> [Given entries]
•••
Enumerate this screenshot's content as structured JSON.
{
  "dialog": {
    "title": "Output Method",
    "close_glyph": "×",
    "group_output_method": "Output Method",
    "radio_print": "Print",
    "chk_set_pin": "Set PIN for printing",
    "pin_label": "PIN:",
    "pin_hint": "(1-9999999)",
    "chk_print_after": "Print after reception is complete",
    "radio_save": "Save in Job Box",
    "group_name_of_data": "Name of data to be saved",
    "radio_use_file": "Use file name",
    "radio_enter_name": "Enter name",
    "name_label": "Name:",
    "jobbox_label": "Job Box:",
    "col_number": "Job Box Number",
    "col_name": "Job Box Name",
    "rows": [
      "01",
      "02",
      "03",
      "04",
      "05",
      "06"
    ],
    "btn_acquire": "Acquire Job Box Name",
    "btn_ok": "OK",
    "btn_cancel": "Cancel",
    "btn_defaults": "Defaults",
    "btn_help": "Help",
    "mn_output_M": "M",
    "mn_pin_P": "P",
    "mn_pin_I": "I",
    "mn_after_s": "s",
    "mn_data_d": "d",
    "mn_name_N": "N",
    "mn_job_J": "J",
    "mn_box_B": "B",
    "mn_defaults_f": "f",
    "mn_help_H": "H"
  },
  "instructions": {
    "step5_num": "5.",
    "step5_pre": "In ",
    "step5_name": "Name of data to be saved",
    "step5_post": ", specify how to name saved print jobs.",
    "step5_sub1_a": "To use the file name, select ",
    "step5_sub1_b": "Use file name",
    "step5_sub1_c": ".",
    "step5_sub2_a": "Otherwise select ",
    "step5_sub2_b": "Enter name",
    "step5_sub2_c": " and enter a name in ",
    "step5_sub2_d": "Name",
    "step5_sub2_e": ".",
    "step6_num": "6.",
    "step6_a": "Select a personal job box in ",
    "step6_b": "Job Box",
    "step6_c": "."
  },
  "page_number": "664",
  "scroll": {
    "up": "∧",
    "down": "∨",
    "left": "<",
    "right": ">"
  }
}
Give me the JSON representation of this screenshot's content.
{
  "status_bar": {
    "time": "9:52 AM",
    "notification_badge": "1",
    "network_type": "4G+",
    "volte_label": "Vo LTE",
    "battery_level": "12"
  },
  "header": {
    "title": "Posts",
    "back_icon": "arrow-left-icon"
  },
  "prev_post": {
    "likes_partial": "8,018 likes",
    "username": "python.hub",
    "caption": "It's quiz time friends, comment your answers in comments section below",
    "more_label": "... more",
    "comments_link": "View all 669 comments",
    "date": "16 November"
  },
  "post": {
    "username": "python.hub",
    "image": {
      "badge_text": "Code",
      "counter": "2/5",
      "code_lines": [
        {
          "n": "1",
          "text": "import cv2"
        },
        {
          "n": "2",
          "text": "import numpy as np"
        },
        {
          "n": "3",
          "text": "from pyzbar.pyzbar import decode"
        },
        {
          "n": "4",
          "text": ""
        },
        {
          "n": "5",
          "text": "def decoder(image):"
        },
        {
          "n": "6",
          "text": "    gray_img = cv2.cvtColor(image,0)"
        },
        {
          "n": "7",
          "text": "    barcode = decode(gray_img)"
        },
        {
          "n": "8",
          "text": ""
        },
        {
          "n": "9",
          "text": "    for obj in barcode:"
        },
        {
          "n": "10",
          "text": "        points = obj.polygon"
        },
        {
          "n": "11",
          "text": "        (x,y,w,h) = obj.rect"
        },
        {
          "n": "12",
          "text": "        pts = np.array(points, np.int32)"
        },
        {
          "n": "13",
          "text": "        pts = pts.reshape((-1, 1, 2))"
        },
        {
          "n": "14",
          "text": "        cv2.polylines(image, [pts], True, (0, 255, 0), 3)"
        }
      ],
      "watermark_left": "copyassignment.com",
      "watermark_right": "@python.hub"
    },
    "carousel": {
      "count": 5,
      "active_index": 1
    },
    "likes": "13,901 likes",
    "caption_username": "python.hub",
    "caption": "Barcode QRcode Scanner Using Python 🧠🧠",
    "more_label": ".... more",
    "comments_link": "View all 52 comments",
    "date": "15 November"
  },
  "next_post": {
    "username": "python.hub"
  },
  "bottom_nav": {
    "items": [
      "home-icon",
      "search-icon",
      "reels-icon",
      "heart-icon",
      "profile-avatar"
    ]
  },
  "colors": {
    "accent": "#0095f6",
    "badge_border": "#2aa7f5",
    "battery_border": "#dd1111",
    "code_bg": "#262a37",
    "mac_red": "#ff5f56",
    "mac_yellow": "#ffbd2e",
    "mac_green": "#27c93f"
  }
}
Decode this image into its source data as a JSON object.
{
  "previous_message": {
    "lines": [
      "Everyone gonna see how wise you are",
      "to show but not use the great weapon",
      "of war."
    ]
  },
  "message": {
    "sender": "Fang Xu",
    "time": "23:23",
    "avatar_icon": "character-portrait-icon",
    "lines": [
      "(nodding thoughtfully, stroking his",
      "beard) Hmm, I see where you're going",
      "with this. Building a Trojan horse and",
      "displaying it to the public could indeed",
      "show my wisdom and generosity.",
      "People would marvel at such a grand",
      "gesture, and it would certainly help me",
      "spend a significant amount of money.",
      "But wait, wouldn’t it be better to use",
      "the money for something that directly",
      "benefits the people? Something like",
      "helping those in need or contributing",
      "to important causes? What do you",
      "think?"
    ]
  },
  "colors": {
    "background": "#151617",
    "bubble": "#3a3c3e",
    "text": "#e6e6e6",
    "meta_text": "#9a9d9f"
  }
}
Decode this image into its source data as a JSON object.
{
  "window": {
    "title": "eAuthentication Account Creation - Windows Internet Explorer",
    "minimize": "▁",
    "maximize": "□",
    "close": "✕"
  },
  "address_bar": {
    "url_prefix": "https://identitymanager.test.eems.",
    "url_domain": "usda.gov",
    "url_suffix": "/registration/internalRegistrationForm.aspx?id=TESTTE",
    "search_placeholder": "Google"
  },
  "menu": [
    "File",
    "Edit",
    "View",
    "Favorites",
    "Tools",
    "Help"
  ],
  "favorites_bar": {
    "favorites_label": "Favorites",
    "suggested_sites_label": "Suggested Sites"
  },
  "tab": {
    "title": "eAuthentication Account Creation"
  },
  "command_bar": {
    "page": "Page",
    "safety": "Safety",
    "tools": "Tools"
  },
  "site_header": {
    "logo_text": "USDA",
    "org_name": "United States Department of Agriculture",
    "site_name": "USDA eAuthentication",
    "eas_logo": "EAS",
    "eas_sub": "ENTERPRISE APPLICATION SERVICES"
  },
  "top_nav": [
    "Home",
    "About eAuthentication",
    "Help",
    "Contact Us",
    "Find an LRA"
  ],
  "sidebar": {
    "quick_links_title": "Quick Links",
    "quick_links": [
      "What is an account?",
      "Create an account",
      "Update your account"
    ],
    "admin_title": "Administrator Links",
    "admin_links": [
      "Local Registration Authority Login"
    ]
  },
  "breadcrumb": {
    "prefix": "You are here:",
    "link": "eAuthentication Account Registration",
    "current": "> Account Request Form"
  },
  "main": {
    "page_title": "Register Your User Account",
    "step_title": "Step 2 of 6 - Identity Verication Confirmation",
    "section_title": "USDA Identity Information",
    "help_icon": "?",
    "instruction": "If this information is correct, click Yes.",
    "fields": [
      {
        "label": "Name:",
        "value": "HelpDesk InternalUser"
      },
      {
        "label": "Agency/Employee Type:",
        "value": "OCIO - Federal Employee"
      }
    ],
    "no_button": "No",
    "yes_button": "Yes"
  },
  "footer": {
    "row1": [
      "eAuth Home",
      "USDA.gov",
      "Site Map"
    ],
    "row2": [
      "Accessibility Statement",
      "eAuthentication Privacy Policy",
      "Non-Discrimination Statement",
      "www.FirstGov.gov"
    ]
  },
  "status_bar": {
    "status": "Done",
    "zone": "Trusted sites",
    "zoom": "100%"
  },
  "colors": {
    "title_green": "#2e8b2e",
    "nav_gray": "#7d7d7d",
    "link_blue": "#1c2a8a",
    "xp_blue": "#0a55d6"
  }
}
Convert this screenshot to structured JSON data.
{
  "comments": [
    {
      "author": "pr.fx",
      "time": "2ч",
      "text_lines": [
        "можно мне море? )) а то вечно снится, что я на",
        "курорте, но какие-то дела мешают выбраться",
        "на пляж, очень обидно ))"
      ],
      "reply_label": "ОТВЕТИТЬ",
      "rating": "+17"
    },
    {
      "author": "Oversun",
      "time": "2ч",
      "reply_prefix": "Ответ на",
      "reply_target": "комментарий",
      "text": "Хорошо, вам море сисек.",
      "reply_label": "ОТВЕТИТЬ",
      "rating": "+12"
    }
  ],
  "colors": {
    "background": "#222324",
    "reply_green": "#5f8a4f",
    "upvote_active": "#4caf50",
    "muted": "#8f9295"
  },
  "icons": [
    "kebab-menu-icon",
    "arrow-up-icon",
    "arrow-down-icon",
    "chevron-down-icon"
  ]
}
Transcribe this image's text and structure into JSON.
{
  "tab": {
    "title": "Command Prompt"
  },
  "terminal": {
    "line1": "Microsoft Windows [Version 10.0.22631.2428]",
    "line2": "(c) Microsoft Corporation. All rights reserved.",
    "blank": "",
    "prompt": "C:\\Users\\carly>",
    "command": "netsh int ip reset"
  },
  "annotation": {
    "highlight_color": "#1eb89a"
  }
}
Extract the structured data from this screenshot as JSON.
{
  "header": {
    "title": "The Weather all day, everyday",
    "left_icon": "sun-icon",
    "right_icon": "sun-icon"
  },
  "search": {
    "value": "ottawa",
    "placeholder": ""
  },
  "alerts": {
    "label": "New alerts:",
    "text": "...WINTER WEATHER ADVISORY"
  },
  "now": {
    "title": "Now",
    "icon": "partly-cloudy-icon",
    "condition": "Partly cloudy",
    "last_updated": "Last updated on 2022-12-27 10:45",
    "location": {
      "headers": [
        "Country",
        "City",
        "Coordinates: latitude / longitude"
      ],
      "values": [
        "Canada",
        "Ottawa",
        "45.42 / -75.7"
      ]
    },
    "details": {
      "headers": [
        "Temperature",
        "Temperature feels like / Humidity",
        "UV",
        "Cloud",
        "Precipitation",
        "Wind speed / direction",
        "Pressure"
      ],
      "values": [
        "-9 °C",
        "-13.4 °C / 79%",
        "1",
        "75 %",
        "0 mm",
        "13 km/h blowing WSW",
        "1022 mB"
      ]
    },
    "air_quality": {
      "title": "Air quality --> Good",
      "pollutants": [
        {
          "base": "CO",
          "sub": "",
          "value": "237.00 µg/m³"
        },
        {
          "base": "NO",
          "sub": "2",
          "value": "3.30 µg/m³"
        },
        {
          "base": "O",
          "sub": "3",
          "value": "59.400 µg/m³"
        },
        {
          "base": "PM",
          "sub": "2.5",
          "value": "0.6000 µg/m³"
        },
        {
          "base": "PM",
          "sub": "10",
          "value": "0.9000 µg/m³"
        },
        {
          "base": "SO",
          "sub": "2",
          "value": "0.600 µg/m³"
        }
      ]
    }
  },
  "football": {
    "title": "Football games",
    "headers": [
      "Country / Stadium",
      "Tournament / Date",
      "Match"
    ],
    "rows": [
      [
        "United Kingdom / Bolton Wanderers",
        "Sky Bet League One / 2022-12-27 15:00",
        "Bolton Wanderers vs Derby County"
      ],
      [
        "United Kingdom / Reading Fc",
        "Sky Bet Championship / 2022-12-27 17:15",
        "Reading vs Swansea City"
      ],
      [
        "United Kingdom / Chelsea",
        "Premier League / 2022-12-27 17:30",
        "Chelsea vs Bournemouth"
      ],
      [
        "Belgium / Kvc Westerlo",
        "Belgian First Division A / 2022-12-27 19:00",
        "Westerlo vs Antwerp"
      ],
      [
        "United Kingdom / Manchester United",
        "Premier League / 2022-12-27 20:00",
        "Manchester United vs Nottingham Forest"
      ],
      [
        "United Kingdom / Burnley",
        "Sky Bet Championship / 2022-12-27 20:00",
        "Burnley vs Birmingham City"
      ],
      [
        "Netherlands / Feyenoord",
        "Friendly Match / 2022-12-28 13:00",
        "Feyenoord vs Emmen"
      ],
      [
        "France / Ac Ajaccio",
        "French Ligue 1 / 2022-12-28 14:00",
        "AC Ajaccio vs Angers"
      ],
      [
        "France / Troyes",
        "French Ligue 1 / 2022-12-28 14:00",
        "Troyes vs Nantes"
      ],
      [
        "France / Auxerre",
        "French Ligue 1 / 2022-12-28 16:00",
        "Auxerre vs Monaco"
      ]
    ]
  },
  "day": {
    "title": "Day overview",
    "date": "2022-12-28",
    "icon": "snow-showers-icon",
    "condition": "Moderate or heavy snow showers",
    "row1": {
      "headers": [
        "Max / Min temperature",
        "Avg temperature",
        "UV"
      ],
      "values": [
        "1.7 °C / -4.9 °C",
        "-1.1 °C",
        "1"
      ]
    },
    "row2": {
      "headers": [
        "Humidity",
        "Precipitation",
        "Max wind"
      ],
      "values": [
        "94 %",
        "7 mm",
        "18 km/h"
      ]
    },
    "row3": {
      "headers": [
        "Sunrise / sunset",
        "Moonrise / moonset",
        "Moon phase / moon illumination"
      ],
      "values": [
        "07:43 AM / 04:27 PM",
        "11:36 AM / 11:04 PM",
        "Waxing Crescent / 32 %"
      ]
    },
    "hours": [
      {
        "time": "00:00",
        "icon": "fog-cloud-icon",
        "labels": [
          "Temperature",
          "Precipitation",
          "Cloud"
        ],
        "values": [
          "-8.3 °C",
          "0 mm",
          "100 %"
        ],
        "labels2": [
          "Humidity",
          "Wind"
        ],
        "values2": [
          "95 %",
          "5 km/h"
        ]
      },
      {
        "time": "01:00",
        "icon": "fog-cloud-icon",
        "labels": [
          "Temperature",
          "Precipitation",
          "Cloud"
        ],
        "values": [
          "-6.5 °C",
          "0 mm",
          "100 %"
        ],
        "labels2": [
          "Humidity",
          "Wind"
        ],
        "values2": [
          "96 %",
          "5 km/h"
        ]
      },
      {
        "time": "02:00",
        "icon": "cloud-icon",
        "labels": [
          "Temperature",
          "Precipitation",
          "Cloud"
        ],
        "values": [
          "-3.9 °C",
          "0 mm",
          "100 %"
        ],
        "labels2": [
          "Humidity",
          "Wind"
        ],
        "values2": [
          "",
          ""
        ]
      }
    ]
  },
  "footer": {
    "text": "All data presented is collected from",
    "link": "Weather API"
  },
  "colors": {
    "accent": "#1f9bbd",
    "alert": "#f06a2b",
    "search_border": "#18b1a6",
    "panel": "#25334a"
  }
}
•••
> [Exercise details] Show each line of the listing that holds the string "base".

> [Task output]
          "base": "CO",
          "base": "NO",
          "base": "O",
          "base": "PM",
          "base": "PM",
          "base": "SO",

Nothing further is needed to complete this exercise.